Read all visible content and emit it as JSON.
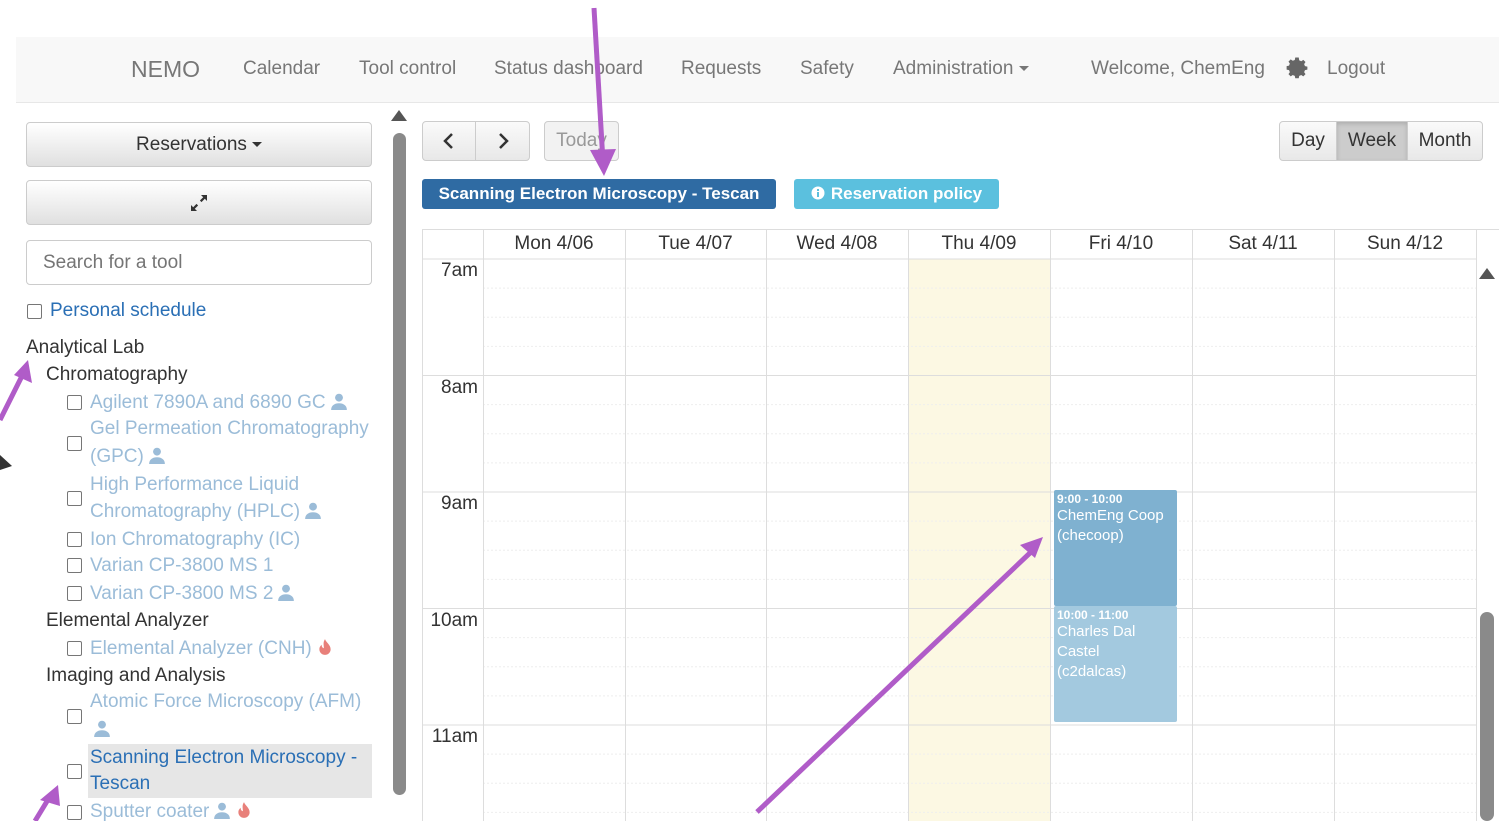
{
  "navbar": {
    "brand": "NEMO",
    "links": [
      "Calendar",
      "Tool control",
      "Status dashboard",
      "Requests",
      "Safety"
    ],
    "admin_label": "Administration",
    "welcome": "Welcome, ChemEng",
    "logout": "Logout"
  },
  "sidebar": {
    "reservations_label": "Reservations",
    "search_placeholder": "Search for a tool",
    "personal_schedule": "Personal schedule",
    "lab": "Analytical Lab",
    "categories": [
      {
        "name": "Chromatography"
      },
      {
        "name": "Elemental Analyzer"
      },
      {
        "name": "Imaging and Analysis"
      }
    ],
    "tools": {
      "agilent": "Agilent 7890A and 6890 GC",
      "gpc_1": "Gel Permeation Chromatography",
      "gpc_2": "(GPC)",
      "hplc_1": "High Performance Liquid",
      "hplc_2": "Chromatography (HPLC)",
      "ic": "Ion Chromatography (IC)",
      "varian1": "Varian CP-3800 MS 1",
      "varian2": "Varian CP-3800 MS 2",
      "elemental": "Elemental Analyzer (CNH)",
      "afm": "Atomic Force Microscopy (AFM)",
      "sem_1": "Scanning Electron Microscopy -",
      "sem_2": "Tescan",
      "sputter": "Sputter coater"
    }
  },
  "toolbar": {
    "prev": "‹",
    "next": "›",
    "today": "Today",
    "views": [
      "Day",
      "Week",
      "Month"
    ],
    "active_view": "Week"
  },
  "calendar": {
    "tool_label": "Scanning Electron Microscopy - Tescan",
    "policy_label": "Reservation policy",
    "days": [
      "Mon 4/06",
      "Tue 4/07",
      "Wed 4/08",
      "Thu 4/09",
      "Fri 4/10",
      "Sat 4/11",
      "Sun 4/12"
    ],
    "today_index": 3,
    "hours": [
      "7am",
      "8am",
      "9am",
      "10am",
      "11am"
    ],
    "events": [
      {
        "time": "9:00 - 10:00",
        "title_1": "ChemEng Coop",
        "title_2": "(checoop)",
        "day": "Fri 4/10",
        "color": "#7fb1d0"
      },
      {
        "time": "10:00 - 11:00",
        "title_1": "Charles Dal",
        "title_2": "Castel",
        "title_3": "(c2dalcas)",
        "day": "Fri 4/10",
        "color": "#a3c9df"
      }
    ]
  },
  "colors": {
    "annotation_arrow": "#b05cc8",
    "today_highlight": "#fcf8e3",
    "primary": "#2f6ba3",
    "info": "#5bc0de"
  }
}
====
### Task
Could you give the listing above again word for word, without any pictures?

### Exercise solution
Read all visible content and emit it as JSON.
{
  "navbar": {
    "brand": "NEMO",
    "links": [
      "Calendar",
      "Tool control",
      "Status dashboard",
      "Requests",
      "Safety"
    ],
    "admin_label": "Administration",
    "welcome": "Welcome, ChemEng",
    "logout": "Logout"
  },
  "sidebar": {
    "reservations_label": "Reservations",
    "search_placeholder": "Search for a tool",
    "personal_schedule": "Personal schedule",
    "lab": "Analytical Lab",
    "categories": [
      {
        "name": "Chromatography"
      },
      {
        "name": "Elemental Analyzer"
      },
      {
        "name": "Imaging and Analysis"
      }
    ],
    "tools": {
      "agilent": "Agilent 7890A and 6890 GC",
      "gpc_1": "Gel Permeation Chromatography",
      "gpc_2": "(GPC)",
      "hplc_1": "High Performance Liquid",
      "hplc_2": "Chromatography (HPLC)",
      "ic": "Ion Chromatography (IC)",
      "varian1": "Varian CP-3800 MS 1",
      "varian2": "Varian CP-3800 MS 2",
      "elemental": "Elemental Analyzer (CNH)",
      "afm": "Atomic Force Microscopy (AFM)",
      "sem_1": "Scanning Electron Microscopy -",
      "sem_2": "Tescan",
      "sputter": "Sputter coater"
    }
  },
  "toolbar": {
    "prev": "‹",
    "next": "›",
    "today": "Today",
    "views": [
      "Day",
      "Week",
      "Month"
    ],
    "active_view": "Week"
  },
  "calendar": {
    "tool_label": "Scanning Electron Microscopy - Tescan",
    "policy_label": "Reservation policy",
    "days": [
      "Mon 4/06",
      "Tue 4/07",
      "Wed 4/08",
      "Thu 4/09",
      "Fri 4/10",
      "Sat 4/11",
      "Sun 4/12"
    ],
    "today_index": 3,
    "hours": [
      "7am",
      "8am",
      "9am",
      "10am",
      "11am"
    ],
    "events": [
      {
        "time": "9:00 - 10:00",
        "title_1": "ChemEng Coop",
        "title_2": "(checoop)",
        "day": "Fri 4/10",
        "color": "#7fb1d0"
      },
      {
        "time": "10:00 - 11:00",
        "title_1": "Charles Dal",
        "title_2": "Castel",
        "title_3": "(c2dalcas)",
        "day": "Fri 4/10",
        "color": "#a3c9df"
      }
    ]
  },
  "colors": {
    "annotation_arrow": "#b05cc8",
    "today_highlight": "#fcf8e3",
    "primary": "#2f6ba3",
    "info": "#5bc0de"
  }
}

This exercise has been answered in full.